Last night, as I was scrabbling around by the front door in the dark with a torch and a piece of fuse wire, my letterbox started juttering away behind me. Even the postmen manage to deliver before 9pm, so I was intrigued. And sure enough it was the latest newsletter (number 6 this year) from the St Ebbe’s New Development Residents’ Association (SENDRA).
A two-page A4 printout covering what is happening locally for the 100 or so other people in my peaceful little corner of the world, hidden from central Oxford thanks to a hideous car park on the way over, but resting neatly and comfortably on the river.

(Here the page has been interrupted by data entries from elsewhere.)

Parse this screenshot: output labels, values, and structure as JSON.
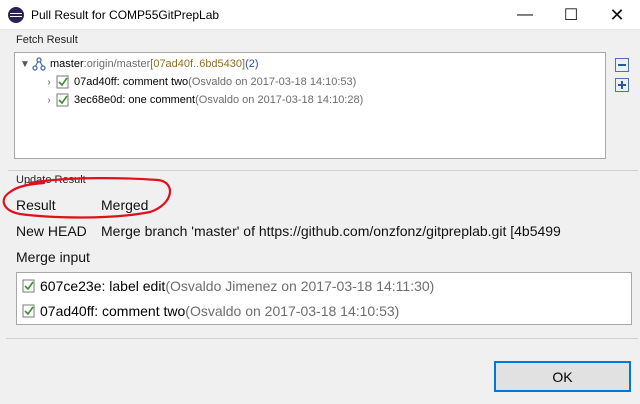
{
  "window": {
    "title": "Pull Result for COMP55GitPrepLab",
    "minimize": "—",
    "maximize": "☐",
    "close": "✕"
  },
  "fetch": {
    "label": "Fetch Result",
    "ref": {
      "name": "master",
      "sep": " : ",
      "remote": "origin/master",
      "range": " [07ad40f..6bd5430]",
      "count": " (2)"
    },
    "commits": [
      {
        "id_msg": "07ad40ff: comment two",
        "meta": " (Osvaldo on 2017-03-18 14:10:53)"
      },
      {
        "id_msg": "3ec68e0d: one comment",
        "meta": " (Osvaldo on 2017-03-18 14:10:28)"
      }
    ]
  },
  "update": {
    "label": "Update Result",
    "result_key": "Result",
    "result_value": "Merged",
    "new_head_key": "New HEAD",
    "new_head_value": "Merge branch 'master' of https://github.com/onzfonz/gitpreplab.git [4b5499",
    "merge_input_label": "Merge input",
    "merge_inputs": [
      {
        "id_msg": "607ce23e: label edit",
        "meta": " (Osvaldo Jimenez on 2017-03-18 14:11:30)"
      },
      {
        "id_msg": "07ad40ff: comment two",
        "meta": " (Osvaldo on 2017-03-18 14:10:53)"
      }
    ]
  },
  "buttons": {
    "ok": "OK"
  },
  "icons": {
    "app": "eclipse-icon",
    "ref": "branch-icon",
    "commit": "commit-icon",
    "collapse": "collapse-all-icon",
    "expand": "expand-all-icon"
  },
  "colors": {
    "annotation": "#e0101a",
    "focus_border": "#0078d7",
    "link_blue": "#2b4fb0",
    "range_gold": "#8b6f24"
  }
}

Thanks to the electricity shutdown causing my modem to commit hari-kiri, and me having to do an early morning rush to PC World and rebuild my entire home network, I have only just now got around to reading SENDRA’s September 2006 newsletter.
I get the feeling that the St Ebbe’s resident’s association is rapidly running out of control.
Continue reading ‘The St Ebbe’s Residents’ Association and its eerie parallels with Internet governance’
The animal rights protest group [tag]Speak[/tag] is still protesting although it is becoming increasingly obvious that the organisation is not much beyond one man’s bitter fury.
Speak leader Mel [tag]Broughton[/tag], who writes emotive and heavily biased accounts of the organisation’s various actions for its website, has been banned from entering Oxford after he was arrested in June for obstructing a highway. A request to lift restrictions on his movements within [tag]Oxford[/tag] was denied by Oxford Magistrates Court at a hearing.
The result has been Speak protesting in London, in Reading, in Melton Mowbray – using whatever tenuous link they can to Oxford University to justify it. Even though the courts have allowed the organisation to protest within Oxford, there is little appetite for it without Broughton’s gifted but frequently bitter and inaccurate oratory.
Continue reading ‘Speak go unheard’
I’ve just been reminded, by one of the main speakers, that the [tag]Oxford[/tag] Internet Institute is holding an evening discussion over the [tag]IGF[/tag] tomorrow evening, followed by an all-day invite-only event on the Friday.
In fact, I wasn’t even reminded. I had a vague notion of there being an [tag]OII[/tag] event on [tag]Net governance[/tag] in my home town some time before the first IGF meeting in Athens in late October, but hadn’t picked up a word of it – which is extremely odd since I am only one of about four journalists in the whole world that regularly cover Internet Governance issues.
Continue reading ‘Sniffy Oxford Internet Institute holds IGF meeting’
This morning, at the ungodly hour of 6am, I finally embarked on my first hot air balloon trip, flying directly over Historic Oxfordâ„¢, and landing in a field next to an army dump 10 miles west, just over the M40 near Brill.
Continue reading ‘Hot air balloon trip’
I have an article in The Guardian today that I’ve been wanting to write for nearly a year: free Net [tag]wireless[/tag] access in coffee shops.
Continue reading ‘Oxford Wi-Fi article in Guardian’
Animal rights group Speak’s behaviour is becoming increasingly bizarre. Actually, to be accurate, the pieces written on its website – almost certainly written by leader Mel Broughton – are becoming increasingly bizarre.
Continue reading ‘Speak beginning to lose the plot’
The [tag]animal rights[/tag] group [tag]Speak[/tag] has just been censured by the Advertising Standards Authority for a “misleading and inaccurate” quote it attributed to the chairman of the National Institute of Clinical Excellence (NICE), Sir Michael Rawlins.
The [tag]ASA[/tag] received a complaint from [tag]NICE[/tag] saying that the quote – which appears on the front of leaflets the group hands out at protests in Oxford – was taken out of context. The ASA ruled against Speak and also criticised it for its “apparent disregard” of the advertising rules (it failed to respond to the complaint).
Continue reading ‘Speak slammed for misleading quote’